BUENOS AIRES — A scathing report charging that the late popular President Juan Peron helped Nazis settle here is about to go public.

But the report, by the Jewish umbrella group DAIA, almost never saw the light of day because of alleged pressure to censor a key chapter.

The DAIA report — which also details the role of several other Argentine administrations in protecting former Nazi officials and blocking legal actions against them — will be released in a deal between the Jewish group, a team of researchers from a group known as the Witness Project and the project's independent board of supervisors.

The Witness Project was established after President Carlos Menem ordered all official files about former Nazis who sought refuge in Argentina after World War II to be made public.

DAIA received a full set of documents and set up a $2 million fund to support a team of researchers to examine the files. The Witness Project team was headed by Beatriz Gurevich. The research went on for two years.

All went well until March, when DAIA President Ruben Beraja met with Argentine Interior Minister Carlos Vladimiro Corach and presented him with a copy of the Witness Project's conclusions.

Corach, who is a close adviser to Menem, apparently did not like what he read. Corach specifically objected to a long chapter describing how Argentina consistently fought the deportation of suspected war criminals to Europe.

In the 50 years since the end of the war, Argentina only deported three people — Gerhard Bohne, Josef Schwammberger and Erich Priebke — while successive governments actively protected the likes of Josef Mengele and Adolf Eichmann.

This month, the government created a national committee to probe how many Nazi officials arrived in the country after World War II, the level of protection extended to them by local authorities and the transfer of Nazi gold to Buenos Aires.

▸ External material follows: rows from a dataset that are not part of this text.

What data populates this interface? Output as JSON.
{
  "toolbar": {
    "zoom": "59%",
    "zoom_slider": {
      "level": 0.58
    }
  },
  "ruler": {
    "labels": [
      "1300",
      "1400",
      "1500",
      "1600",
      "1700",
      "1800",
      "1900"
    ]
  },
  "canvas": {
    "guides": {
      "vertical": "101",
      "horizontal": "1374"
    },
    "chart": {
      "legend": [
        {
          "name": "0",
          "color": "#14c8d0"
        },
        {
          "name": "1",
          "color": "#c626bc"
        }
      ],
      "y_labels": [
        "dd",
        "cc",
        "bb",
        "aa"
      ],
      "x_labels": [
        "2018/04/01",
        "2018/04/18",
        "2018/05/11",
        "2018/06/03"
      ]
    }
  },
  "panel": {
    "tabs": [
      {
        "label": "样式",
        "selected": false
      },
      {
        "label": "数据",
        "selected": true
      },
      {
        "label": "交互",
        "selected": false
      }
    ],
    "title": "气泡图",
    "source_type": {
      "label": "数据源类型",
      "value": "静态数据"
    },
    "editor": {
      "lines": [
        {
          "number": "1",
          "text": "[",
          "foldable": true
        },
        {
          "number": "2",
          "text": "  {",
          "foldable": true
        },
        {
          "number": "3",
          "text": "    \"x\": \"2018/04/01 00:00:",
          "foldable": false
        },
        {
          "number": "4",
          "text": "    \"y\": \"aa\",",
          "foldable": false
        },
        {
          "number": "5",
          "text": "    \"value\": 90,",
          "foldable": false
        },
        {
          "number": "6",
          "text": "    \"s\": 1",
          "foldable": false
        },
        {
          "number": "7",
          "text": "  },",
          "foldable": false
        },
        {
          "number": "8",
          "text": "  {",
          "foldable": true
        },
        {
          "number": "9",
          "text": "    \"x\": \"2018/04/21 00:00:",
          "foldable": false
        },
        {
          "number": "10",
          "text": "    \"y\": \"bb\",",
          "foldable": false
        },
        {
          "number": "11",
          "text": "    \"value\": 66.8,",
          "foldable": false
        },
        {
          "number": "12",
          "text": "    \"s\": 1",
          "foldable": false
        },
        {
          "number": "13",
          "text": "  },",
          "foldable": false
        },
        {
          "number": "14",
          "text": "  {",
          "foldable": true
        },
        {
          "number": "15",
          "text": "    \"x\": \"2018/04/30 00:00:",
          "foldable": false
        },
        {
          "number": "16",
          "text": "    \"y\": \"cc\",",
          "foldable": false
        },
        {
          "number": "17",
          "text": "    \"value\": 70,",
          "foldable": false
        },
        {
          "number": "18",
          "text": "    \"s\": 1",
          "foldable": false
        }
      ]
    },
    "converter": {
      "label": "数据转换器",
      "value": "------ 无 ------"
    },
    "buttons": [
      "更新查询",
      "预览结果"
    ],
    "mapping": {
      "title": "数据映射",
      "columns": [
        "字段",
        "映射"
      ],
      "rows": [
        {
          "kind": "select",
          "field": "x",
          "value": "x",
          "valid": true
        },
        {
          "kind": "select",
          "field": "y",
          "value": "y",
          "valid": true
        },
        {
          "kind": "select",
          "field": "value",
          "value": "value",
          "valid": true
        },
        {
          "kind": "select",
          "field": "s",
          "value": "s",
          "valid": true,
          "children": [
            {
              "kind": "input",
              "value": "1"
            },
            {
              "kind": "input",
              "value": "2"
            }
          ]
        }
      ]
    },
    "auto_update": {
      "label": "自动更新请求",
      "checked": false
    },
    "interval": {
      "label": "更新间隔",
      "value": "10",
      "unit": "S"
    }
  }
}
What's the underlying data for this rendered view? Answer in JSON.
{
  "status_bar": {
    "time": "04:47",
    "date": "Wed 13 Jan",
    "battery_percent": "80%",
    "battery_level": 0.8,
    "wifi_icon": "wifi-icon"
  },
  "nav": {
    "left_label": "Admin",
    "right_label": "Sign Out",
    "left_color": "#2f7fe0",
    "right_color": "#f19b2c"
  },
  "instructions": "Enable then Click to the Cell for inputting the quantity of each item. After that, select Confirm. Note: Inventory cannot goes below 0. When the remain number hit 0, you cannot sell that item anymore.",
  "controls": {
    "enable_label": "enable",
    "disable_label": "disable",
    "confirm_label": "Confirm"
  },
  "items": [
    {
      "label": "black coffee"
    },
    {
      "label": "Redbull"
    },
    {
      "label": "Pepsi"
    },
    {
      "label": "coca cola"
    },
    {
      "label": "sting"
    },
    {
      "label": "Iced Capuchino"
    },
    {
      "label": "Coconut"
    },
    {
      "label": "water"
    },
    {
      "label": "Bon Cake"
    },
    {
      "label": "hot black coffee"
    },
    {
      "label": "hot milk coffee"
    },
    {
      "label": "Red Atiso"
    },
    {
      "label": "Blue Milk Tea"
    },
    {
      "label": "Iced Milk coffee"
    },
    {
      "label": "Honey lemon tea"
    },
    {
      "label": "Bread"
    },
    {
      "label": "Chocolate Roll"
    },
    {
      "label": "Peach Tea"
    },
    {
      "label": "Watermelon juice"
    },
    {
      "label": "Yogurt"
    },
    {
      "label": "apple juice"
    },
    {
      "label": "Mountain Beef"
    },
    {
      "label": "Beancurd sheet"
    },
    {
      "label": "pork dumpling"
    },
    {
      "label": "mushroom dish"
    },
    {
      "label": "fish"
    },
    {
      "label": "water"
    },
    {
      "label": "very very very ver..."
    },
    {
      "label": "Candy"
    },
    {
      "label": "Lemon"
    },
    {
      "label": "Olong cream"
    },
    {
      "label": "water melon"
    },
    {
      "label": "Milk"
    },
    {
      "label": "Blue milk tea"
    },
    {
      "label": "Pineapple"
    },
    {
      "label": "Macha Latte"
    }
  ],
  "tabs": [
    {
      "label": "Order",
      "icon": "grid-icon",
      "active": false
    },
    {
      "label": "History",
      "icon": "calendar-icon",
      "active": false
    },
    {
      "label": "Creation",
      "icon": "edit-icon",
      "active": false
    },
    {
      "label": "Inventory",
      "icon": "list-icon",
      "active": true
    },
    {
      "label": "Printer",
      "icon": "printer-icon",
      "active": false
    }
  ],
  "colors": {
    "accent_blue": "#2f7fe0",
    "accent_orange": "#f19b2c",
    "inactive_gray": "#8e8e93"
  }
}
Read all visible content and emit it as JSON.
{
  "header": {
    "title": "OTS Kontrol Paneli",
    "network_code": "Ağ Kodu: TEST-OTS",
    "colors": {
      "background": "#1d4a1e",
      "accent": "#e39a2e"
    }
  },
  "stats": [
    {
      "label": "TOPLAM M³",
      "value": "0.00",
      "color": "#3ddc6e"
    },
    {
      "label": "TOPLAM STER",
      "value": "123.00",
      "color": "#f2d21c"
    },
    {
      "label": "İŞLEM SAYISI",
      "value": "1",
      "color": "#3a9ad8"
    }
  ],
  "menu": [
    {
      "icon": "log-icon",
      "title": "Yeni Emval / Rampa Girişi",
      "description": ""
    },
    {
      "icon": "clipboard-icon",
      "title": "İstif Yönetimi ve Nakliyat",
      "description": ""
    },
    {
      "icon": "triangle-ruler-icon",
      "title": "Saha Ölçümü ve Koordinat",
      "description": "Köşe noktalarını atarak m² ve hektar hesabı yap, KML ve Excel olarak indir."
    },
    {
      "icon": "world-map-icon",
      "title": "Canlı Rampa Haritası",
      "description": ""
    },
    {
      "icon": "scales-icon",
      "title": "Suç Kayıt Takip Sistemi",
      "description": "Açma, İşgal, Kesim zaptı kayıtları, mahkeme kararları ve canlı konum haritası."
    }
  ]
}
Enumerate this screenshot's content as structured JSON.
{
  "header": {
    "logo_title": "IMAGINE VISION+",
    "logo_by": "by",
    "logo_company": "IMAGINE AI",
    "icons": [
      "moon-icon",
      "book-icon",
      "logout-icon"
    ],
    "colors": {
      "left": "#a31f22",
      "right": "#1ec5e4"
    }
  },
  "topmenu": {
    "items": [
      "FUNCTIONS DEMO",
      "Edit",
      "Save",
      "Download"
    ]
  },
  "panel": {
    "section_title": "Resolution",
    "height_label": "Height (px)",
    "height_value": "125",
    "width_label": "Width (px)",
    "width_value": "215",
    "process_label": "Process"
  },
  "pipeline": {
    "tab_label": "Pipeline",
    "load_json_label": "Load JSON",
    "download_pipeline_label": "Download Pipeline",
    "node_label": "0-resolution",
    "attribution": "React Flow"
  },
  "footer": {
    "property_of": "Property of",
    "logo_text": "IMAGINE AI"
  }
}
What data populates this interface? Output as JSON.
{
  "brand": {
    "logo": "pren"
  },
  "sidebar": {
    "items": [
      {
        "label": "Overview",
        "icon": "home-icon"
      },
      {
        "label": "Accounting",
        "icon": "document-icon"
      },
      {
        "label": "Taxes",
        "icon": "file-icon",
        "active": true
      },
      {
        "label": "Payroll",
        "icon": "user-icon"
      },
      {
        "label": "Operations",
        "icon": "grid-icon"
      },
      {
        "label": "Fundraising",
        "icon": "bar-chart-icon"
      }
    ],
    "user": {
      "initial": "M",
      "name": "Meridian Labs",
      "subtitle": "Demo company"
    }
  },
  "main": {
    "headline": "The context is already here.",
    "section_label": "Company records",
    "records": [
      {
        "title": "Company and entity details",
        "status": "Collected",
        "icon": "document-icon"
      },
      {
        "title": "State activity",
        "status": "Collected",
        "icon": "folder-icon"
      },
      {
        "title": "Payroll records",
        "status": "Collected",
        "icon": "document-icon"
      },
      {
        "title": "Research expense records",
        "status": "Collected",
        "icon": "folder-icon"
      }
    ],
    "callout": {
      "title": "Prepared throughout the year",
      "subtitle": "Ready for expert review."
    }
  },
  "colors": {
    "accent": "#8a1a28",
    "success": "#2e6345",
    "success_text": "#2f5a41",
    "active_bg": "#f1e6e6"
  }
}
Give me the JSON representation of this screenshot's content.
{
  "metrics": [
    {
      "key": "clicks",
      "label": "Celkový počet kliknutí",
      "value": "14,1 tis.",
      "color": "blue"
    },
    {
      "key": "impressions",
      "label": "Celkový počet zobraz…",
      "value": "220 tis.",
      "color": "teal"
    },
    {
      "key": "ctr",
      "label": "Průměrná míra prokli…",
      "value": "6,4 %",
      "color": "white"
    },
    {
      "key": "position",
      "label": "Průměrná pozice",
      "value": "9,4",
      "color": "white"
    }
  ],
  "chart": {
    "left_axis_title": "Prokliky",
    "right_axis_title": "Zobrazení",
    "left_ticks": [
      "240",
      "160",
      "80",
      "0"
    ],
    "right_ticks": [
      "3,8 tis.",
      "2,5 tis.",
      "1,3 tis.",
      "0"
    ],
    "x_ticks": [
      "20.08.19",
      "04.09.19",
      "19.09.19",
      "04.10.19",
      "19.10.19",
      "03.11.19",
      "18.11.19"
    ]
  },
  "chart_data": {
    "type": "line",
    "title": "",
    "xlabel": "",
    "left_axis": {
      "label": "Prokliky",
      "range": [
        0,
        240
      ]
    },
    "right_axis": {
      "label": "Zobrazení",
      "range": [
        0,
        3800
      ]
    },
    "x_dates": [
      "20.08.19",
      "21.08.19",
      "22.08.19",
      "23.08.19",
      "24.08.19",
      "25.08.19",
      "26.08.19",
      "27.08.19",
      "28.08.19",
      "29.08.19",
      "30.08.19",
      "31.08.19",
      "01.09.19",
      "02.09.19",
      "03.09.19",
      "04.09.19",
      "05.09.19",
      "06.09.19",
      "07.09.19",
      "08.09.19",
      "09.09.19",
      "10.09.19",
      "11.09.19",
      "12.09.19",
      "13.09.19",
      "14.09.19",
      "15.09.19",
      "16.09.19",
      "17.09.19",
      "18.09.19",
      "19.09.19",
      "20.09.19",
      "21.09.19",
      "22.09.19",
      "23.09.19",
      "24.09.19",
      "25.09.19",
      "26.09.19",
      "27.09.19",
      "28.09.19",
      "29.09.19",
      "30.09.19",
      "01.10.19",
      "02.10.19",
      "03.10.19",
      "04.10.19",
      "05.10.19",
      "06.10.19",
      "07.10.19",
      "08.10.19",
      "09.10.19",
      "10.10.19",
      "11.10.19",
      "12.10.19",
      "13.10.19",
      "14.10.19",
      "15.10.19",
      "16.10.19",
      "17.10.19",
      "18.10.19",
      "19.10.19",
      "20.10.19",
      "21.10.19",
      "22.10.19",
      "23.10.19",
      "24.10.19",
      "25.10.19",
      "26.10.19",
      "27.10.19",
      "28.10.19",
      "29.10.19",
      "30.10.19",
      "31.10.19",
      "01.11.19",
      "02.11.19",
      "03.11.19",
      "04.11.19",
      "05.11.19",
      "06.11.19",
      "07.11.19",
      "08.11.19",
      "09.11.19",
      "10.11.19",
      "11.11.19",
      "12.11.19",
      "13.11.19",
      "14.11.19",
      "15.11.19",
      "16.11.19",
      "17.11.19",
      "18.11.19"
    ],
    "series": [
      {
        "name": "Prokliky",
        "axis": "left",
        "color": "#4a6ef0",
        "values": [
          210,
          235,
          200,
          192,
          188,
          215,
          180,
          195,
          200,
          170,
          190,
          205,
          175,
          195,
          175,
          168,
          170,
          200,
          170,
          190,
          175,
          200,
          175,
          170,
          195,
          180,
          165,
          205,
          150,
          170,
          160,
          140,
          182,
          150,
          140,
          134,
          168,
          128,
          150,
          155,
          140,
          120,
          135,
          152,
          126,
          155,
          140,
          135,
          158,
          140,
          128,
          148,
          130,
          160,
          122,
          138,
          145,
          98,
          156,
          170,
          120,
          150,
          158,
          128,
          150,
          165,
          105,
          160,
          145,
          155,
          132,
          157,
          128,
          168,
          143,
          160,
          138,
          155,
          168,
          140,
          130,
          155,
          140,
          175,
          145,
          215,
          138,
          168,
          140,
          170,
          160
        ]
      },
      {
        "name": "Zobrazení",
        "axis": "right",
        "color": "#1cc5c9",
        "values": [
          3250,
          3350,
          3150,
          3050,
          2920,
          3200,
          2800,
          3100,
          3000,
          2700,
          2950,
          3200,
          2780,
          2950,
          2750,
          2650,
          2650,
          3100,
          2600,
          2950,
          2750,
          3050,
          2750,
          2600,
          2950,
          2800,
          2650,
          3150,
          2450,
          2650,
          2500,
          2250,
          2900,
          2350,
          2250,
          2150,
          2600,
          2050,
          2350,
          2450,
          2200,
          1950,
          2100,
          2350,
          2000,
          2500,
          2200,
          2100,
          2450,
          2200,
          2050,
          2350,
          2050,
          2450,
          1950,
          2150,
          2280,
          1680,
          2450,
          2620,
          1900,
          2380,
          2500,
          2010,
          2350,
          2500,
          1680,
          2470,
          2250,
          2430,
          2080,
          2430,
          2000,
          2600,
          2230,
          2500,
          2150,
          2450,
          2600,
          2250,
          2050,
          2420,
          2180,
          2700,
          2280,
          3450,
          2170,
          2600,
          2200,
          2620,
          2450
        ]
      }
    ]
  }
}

After a long silence from all parties concerned, an agreement was reached this month to publish a two-volume book later this year. It will contain the critical chapter on deportations and Gurevich will receive full credit as head of the research team